Web page and app entries
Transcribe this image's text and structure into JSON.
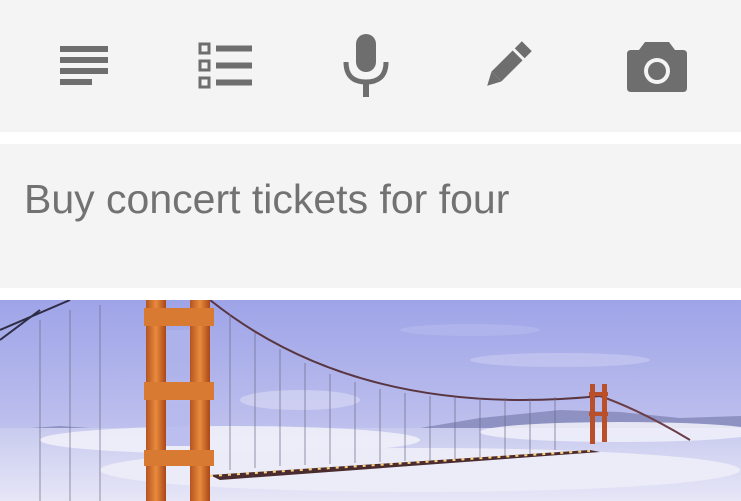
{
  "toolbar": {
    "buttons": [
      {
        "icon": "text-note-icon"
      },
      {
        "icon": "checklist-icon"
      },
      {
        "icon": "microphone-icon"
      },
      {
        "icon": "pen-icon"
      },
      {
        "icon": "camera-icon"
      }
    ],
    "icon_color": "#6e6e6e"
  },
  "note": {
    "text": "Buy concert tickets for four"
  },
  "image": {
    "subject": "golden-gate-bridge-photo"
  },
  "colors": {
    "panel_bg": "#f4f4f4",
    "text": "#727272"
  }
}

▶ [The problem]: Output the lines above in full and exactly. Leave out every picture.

▶ [Exercise output]:
Transcribe this image's text and structure into JSON.
{
  "toolbar": {
    "buttons": [
      {
        "icon": "text-note-icon"
      },
      {
        "icon": "checklist-icon"
      },
      {
        "icon": "microphone-icon"
      },
      {
        "icon": "pen-icon"
      },
      {
        "icon": "camera-icon"
      }
    ],
    "icon_color": "#6e6e6e"
  },
  "note": {
    "text": "Buy concert tickets for four"
  },
  "image": {
    "subject": "golden-gate-bridge-photo"
  },
  "colors": {
    "panel_bg": "#f4f4f4",
    "text": "#727272"
  }
}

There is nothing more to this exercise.